There was excitement in the air Friday night. Public Enemy hasn’t visited this city in 10 years. There was some controversy about this show. First, drastically reduced ticket prices being announced a few weeks after tickets went on sale left some ticket holders feeling cheated. Then, only a couple of days before the event, The Union (the organization promoting the show) placed calls to all ticket holders where an pre-recorded message informed would-be concert goers that the venue changed. The show was initially scheduled to be held at the Burton Cummings theater, but was moved to the Garrick at the last minute. The Garrick is essentially right next to the Burton, but the venue is much smaller. One couldn’t help but wonder if ticket stales had been stagnant.
But on Friday, May 21, 2010 none of that seemed to matter anymore. We would at least finally get to see the hip hop group that participated in establishing the presence of hip hop in america in the mid-late 80s. And thanks to the fact that it was moved there, it was all rush (seating). I just headed right for the stage and made my camp right there for the rest of the night. I wasn’t gonna be caught behind anyone when PE took the stage. First, though, there were the opening acts.
There was no real announcement ahead of time about who the acts would be. Back in 2000 it was Michie Mee and Mood Ruff. In 2010 it was local hip hop group Pip Skid (who?) and Wisconsin’s own Rapper Juicebox. Skid wasn’t too bad, and clearly had passion. But the real entertainment between the 2 opening acts hit when Juicebox performed. I think he’s the craziest rapper I’ve ever seen, as during the opening song he fell backward after jumping up on stage and nearly knocked over the DJ table. There were several times he jumped (read: fell) into the crowd, mounted a dude’s shoulders and got carried through the crowd, grabbed and hugged me, grabbed my head, and by the end was shirtless and on his knees on the stage. He also kicked a cup of beer that someone had thoughtlessly left on stage (after being told not to) and most of it landed on me and a couple of other people next to me. But it was the entertainment. I don’t think I’ll ever forget that performance,
and he’s not a terrible rapper.
But, of course, we were all waiting for Public Enemy. And we waited…and waited. Given how hot it was due to the amount of people packed like sardines into the Garrick, it seemed unbearable at times. There was even a guy who was dying for PE to take the stage just so he could light up the joint he’d been holding in his mouth. By the time they got on stage, he had already given up and just gone to smoke up. It’s sad, really, because PE was in as fine form as ever. The set consisted of a mashup of the “Fear of a Black Planet” songlist and the “It Takes a Nation of Millions…” songlist.

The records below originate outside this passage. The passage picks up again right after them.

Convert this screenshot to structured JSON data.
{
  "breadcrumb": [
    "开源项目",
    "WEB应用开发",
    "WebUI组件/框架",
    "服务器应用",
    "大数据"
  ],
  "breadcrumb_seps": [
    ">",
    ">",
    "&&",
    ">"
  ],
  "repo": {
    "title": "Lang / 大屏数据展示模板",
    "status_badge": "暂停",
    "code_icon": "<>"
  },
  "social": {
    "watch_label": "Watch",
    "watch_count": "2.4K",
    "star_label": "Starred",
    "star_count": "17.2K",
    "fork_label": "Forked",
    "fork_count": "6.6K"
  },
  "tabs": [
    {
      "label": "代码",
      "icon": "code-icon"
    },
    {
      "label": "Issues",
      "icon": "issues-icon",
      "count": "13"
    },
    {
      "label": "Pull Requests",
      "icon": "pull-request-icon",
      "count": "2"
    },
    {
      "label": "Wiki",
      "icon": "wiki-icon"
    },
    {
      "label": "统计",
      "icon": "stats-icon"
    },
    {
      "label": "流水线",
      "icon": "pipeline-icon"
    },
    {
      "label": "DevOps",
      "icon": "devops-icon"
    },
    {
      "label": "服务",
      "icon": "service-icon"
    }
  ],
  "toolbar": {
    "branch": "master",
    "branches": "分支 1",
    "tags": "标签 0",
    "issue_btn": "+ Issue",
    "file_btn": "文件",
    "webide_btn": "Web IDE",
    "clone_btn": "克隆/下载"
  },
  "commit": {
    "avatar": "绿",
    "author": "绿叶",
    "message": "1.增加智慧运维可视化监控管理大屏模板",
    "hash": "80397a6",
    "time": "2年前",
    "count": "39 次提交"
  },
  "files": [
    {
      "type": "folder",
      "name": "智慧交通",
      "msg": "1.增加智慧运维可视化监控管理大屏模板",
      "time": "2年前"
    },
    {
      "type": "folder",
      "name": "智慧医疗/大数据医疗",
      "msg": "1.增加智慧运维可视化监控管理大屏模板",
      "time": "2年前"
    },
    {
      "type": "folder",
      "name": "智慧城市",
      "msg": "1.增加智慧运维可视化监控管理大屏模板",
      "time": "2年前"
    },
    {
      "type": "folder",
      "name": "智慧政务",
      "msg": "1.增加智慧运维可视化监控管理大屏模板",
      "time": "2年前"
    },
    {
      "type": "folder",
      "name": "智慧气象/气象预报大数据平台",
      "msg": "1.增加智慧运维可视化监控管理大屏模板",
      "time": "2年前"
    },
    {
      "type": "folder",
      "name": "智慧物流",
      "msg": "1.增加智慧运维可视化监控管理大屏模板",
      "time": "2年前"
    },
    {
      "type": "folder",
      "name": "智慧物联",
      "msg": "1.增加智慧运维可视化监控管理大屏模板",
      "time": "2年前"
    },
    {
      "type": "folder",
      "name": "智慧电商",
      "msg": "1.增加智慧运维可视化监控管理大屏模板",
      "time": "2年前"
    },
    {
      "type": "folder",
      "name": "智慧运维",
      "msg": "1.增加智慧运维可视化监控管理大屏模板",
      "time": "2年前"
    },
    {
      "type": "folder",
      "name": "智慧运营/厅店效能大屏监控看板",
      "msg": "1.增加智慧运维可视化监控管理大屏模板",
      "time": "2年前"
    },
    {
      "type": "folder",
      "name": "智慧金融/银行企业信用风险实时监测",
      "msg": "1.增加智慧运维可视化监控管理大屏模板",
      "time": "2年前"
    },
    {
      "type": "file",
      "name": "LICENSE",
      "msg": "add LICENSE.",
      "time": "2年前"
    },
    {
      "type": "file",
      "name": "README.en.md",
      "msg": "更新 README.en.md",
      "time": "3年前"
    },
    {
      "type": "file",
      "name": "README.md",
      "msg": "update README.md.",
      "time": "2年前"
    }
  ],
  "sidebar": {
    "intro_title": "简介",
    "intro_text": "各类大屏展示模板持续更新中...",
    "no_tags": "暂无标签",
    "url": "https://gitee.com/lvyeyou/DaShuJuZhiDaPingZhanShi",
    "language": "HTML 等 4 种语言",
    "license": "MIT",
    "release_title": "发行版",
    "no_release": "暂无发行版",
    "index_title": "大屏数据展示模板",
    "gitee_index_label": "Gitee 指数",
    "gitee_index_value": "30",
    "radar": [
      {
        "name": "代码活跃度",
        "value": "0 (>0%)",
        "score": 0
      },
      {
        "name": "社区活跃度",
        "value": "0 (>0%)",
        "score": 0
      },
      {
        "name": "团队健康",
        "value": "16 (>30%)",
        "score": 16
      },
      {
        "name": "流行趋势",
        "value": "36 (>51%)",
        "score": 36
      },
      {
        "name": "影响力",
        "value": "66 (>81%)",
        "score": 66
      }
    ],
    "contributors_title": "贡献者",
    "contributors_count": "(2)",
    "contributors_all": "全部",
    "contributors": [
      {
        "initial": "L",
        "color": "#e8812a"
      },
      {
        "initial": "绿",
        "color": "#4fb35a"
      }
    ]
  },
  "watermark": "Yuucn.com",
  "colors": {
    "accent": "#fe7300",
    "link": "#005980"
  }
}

One thing was clearly evident to me, and likely everyone else in the crowd: Chuck D, Flavor Flav, and the whole group love their fans. There is a humility in a group like Public Enemy that I’m not sure I’ve seen from professional performers before. I’m talking about everything from Chuck D to stop next to me in mid-song and take a picture with me, to Flavor Flav grabbing water bottles and literally pouring water into people’s mouths (including me). They just wanted their fans to have the best time that they could, and to convey their message.
By the end of the 2 hour performance, it was clear that this group, although they identify themselves as the Rolling Stones of Rap music, has definitely not lost steam. They still have tons of energy and love to offer the people who want to listen and watch. Fans came away severely hot and dehydrated but definitely not wanting for more. PE offered us everything they had, and then some. They truly held nothing back. I think some performers could stand to learn something from them, but maybe we all could. As they played through songs like 911 is a joke, Can’t Truss It, Can’t Do Nuttin’ For You Man, or Anti Nigga Machine, something common stood out during every song performed. That there is only one race, the human race, and we’re all together on this planet so there’s no need for hostility or hatred. They have issues with those in established power, but that’s nothing new and they often have very positive ideas to contribute.
Much like the last time PE was here, I won’t forget this for a very long time.
[flickr style=”border:none; padding:4px; border:1px solid #BDBDBD;”]set:72157624119716790[/flickr]